CAC Member Profile: John Lewis

8 June 2016
TCRN CAC Member John Lewis

He’s the new kid on the block, but Consumer Advisory Committee ("CAC") member John Lewis isn’t wasting any time getting involved. 

An information systems specialist and cancer survivor, John joined the CAC in April this year after hearing about the TCRN through his PhD research. 

“I first found about it because I’m actually doing a PhD in UNSW on the characteristics of information systems that can support cancer survivors in primary care, rather than in hospitals or acute care settings,” he said.
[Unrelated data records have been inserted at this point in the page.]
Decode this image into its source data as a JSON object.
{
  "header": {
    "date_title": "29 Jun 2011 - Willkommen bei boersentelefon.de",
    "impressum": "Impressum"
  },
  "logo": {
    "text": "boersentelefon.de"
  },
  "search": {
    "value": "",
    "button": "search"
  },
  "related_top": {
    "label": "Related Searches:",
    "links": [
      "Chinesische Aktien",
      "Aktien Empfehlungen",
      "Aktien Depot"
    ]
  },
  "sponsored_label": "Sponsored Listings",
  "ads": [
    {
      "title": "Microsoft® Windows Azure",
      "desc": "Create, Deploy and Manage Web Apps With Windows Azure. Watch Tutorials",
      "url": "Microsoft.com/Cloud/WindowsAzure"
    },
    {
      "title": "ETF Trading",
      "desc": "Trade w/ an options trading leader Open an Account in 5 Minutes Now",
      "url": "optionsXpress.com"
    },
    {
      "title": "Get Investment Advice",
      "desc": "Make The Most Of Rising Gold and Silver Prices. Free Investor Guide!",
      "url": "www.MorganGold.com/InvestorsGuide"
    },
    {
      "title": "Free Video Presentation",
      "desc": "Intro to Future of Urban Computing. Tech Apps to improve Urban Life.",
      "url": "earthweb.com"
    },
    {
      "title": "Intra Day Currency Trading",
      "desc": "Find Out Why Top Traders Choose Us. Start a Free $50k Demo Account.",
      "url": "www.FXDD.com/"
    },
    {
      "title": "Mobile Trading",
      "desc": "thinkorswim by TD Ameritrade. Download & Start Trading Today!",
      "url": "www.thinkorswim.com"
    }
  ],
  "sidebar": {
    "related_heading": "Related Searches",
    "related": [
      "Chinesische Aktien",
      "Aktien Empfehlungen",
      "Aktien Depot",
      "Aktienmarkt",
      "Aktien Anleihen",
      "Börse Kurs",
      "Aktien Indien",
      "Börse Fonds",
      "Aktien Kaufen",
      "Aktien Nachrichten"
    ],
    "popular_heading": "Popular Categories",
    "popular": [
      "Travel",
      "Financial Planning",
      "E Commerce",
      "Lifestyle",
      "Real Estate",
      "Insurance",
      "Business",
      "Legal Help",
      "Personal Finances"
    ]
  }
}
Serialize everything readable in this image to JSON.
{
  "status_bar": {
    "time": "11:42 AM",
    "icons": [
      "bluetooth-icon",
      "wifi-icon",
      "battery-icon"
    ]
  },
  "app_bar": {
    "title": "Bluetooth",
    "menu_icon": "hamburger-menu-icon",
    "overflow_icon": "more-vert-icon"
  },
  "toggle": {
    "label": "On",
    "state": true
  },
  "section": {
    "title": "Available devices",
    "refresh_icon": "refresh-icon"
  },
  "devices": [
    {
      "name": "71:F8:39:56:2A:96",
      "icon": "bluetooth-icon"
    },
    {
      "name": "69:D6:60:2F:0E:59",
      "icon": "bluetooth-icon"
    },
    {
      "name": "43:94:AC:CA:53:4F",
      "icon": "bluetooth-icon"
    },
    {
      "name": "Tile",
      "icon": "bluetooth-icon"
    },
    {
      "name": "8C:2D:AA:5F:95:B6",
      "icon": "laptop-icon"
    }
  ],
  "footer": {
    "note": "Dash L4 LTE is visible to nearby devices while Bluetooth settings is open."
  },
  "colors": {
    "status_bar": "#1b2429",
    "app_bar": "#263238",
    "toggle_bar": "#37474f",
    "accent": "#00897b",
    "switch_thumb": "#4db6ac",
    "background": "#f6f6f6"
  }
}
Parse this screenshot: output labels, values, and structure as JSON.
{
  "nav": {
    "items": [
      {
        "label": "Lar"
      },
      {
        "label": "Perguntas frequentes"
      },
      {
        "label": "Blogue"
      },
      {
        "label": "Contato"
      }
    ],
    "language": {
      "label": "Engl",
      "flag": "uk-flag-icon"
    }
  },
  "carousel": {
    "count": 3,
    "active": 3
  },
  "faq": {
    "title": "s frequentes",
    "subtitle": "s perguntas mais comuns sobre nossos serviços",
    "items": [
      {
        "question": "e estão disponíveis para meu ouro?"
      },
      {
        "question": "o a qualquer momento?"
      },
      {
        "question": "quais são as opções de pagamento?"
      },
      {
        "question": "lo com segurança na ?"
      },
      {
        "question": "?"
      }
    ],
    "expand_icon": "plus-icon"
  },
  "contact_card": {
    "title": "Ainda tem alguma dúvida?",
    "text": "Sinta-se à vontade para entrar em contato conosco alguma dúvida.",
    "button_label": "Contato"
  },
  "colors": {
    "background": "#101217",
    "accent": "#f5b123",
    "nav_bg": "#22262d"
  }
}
“What I find is that the information systems that support primary care are really not very good – they’re very fragmented. Really, in this day and age, it should be a lot easier, and the information systems should be able to support a more, a greater continuity of care. And that’s really not happening.”

It’s an issue that’s close to his heart – during his treatment for colorectal cancer, John had first-hand experience of the pressure that patients experience due to a lack of seamless IT infrastructure.

“The patient, the cancer survivor, is responsible for things like taking referrals or blood test results around, and often the survivors will repeat their story ad nauseam to different health professionals,” he said.

“[In many cases, patients] have to go through this horror of saying they’ve got these metastases here or this here and that their chances are this, and having to go over that all the time is really quite distressing for a lot of people.”

This personal experience combined with his research expertise and background in IT will inform the way that John contributes to his work with the CAC. Having attended his first meeting in early May, he’s still in the process of getting up to speed with TCRN research opportunities but believes that there are already some clear pathways for contribution that will make the most of his skill set. 

“Certainly I think I can advise from a consumer’s perspective on research projects to manage cancer survivors in primary care. I’ve got experience in that colorectal area, so I could look at that,” he said.

“I’d also be interested to help researchers deal with the non-medical aspects of the care, such as the psychosocial aspects – things like anxiety and depression and the effects of chemotherapy, which can last for years.” 

 If there’s one thing John believes that researchers need to know, it’s that having cancer is not the sum total of the cancer patient experience.

“Often researchers, because of the way medicine is organised, will focus on a particular aspect of care, such as the effect of a new drug or cell biology,” he said. 

“But they also need to realise that it’s attached to a real person, and I think often that can be overlooked. 

“People are more than their disease.”